Top of Data section

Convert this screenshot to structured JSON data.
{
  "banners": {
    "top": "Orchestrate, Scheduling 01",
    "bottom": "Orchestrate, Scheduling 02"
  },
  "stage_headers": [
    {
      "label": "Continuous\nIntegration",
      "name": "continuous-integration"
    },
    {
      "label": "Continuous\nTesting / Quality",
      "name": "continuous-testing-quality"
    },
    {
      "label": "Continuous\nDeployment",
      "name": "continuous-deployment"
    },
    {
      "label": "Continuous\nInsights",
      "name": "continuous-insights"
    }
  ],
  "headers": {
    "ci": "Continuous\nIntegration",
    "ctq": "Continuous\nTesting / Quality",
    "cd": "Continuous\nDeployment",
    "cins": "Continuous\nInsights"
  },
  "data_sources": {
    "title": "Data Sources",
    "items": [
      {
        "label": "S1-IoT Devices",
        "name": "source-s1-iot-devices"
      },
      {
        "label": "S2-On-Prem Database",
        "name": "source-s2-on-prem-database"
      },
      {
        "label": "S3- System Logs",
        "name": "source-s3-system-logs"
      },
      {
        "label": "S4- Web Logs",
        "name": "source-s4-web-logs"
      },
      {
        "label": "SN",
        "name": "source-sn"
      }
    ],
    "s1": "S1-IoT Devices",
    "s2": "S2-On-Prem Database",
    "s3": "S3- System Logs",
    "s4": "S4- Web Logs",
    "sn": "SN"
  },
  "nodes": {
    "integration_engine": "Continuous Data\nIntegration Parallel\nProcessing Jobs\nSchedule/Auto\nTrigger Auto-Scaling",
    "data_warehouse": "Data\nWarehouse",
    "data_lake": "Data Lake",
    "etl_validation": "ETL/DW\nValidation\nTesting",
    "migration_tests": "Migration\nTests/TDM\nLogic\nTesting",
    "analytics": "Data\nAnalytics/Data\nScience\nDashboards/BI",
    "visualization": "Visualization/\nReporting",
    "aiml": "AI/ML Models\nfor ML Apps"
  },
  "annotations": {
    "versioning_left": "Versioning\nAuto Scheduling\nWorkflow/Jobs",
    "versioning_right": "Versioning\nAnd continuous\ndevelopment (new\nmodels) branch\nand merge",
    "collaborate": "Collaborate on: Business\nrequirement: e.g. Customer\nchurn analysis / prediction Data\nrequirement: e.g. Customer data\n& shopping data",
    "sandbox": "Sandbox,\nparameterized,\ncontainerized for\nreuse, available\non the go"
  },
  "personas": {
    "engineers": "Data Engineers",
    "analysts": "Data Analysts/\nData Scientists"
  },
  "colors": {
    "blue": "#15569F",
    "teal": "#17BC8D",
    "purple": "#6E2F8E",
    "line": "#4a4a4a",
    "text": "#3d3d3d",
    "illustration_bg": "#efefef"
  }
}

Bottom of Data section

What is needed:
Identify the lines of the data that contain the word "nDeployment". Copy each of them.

Final answer:
      "label": "Continuous\nDeployment",
    "cd": "Continuous\nDeployment",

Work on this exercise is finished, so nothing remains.